This slender, wide format 150+ page book is penned by Andrew van de Burgt, the second Autosport writer to put out a book on Hamilton (following Mark Hughes whose book I reviewed last week).
So how does this one stack up against the rest?
One criticism that I’ve dragged up several times about other Lewis Hamilton books is the total lack of any worthwhile background. Reading some of them, you’d think he’d dropped from the sky Monty Python style, donned a yellow helmet and blagged his way into McLaren.
If anyone is well equipped to tell the back story of Lewis Hamilton’s career it’s Andrew van de Burgt. The Autosport journalist covered many of the junior categories that Hamilton passed through en route to F1, and is therefore uniquely qualified to tell this part of the tale.
With page of page of photographs of karts, junior single seats and, eventually, Grand Prix cars, this might as well be titled “how to become an F1 driver” instead of “A portrait of Britain’s new F1 hero”.

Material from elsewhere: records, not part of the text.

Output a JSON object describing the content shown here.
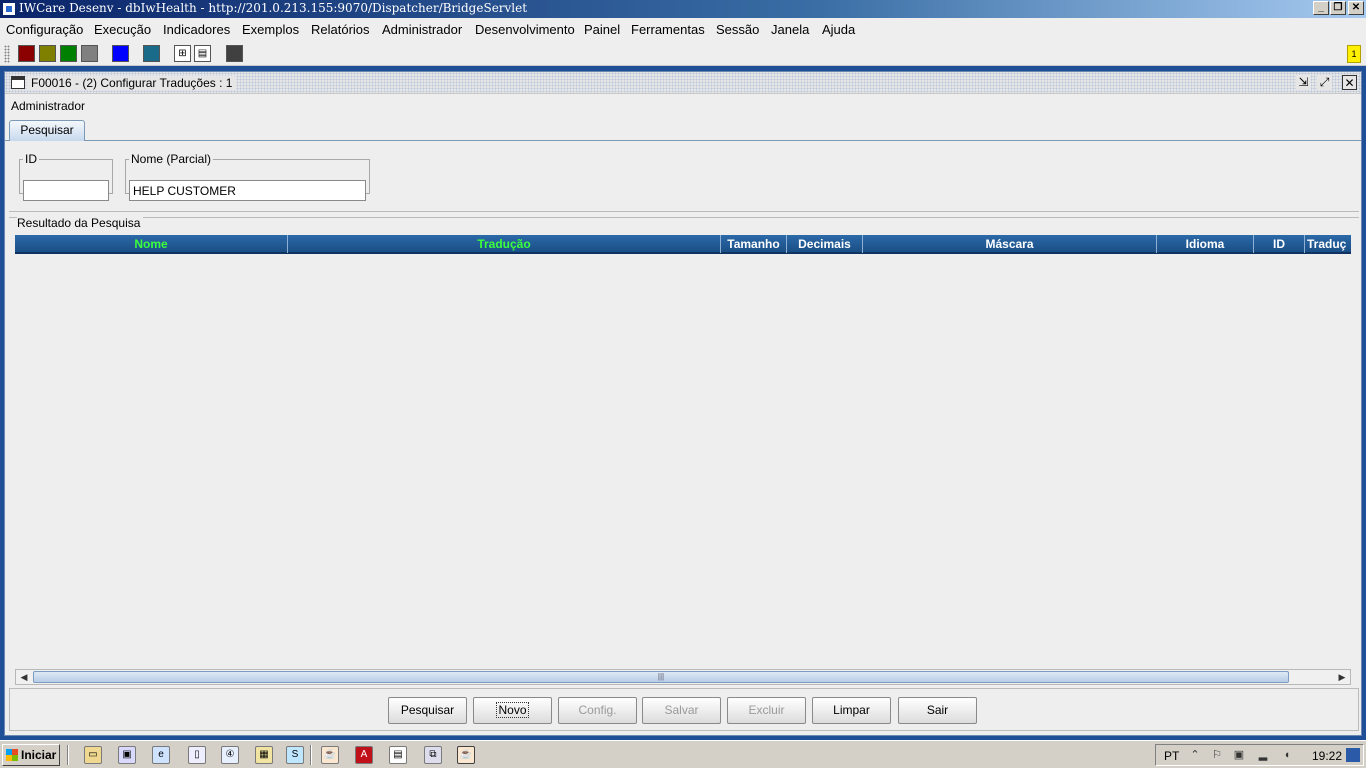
{
  "window": {
    "title": "IWCare Desenv - dbIwHealth - http://201.0.213.155:9070/Dispatcher/BridgeServlet",
    "btn_min": "_",
    "btn_restore": "❐",
    "btn_close": "✕"
  },
  "menu": [
    "Configuração",
    "Execução",
    "Indicadores",
    "Exemplos",
    "Relatórios",
    "Administrador",
    "Desenvolvimento",
    "Painel",
    "Ferramentas",
    "Sessão",
    "Janela",
    "Ajuda"
  ],
  "toolbar": {
    "swatch_colors": [
      "#8b0000",
      "#808000",
      "#008000",
      "#808080",
      "#0000ff",
      "#1a6b8a",
      "#404040"
    ],
    "note_badge": "1"
  },
  "frame": {
    "title": "F00016 - (2) Configurar Traduções : 1",
    "subtitle": "Administrador",
    "tab": "Pesquisar"
  },
  "search": {
    "id_label": "ID",
    "id_value": "",
    "nome_label": "Nome (Parcial)",
    "nome_value": "HELP CUSTOMER"
  },
  "results": {
    "label": "Resultado da Pesquisa",
    "columns": [
      "Nome",
      "Tradução",
      "Tamanho",
      "Decimais",
      "Máscara",
      "Idioma",
      "ID",
      "Traduç"
    ],
    "rows": []
  },
  "buttons": {
    "pesquisar": "Pesquisar",
    "novo": "Novo",
    "config": "Config.",
    "salvar": "Salvar",
    "excluir": "Excluir",
    "limpar": "Limpar",
    "sair": "Sair"
  },
  "taskbar": {
    "start": "Iniciar",
    "lang": "PT",
    "clock": "19:22"
  }
}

It would make a very good present for a young relative, perhaps one who’s recently taken up an interest in the sport thanks to Hamilton (or just one you’re trying to indoctrinate in the ways of Formula 1…).
That’s not to say the prose is on the juvenile side – not at all. It’s very clearly written and though there’s little in the way of new material from Hamilton himself, van de Burgt has at least drawn on several conversations with people who knew him before he became a megastar.
Unlike some of the other biographers, van de Burgt had the patience to wait until the end of the season and so you get the complete story of the season including all the races.
It’s my no means a complete biography, even notwithstanding the fact that its subject is still only 22 years old. But it’s a decent book, much better than Hamilton’s official “My Story”, and if you know someone who’s hankering after a Hamilton biography you could do an awful lot worse.
More Lewis Hamilton biographies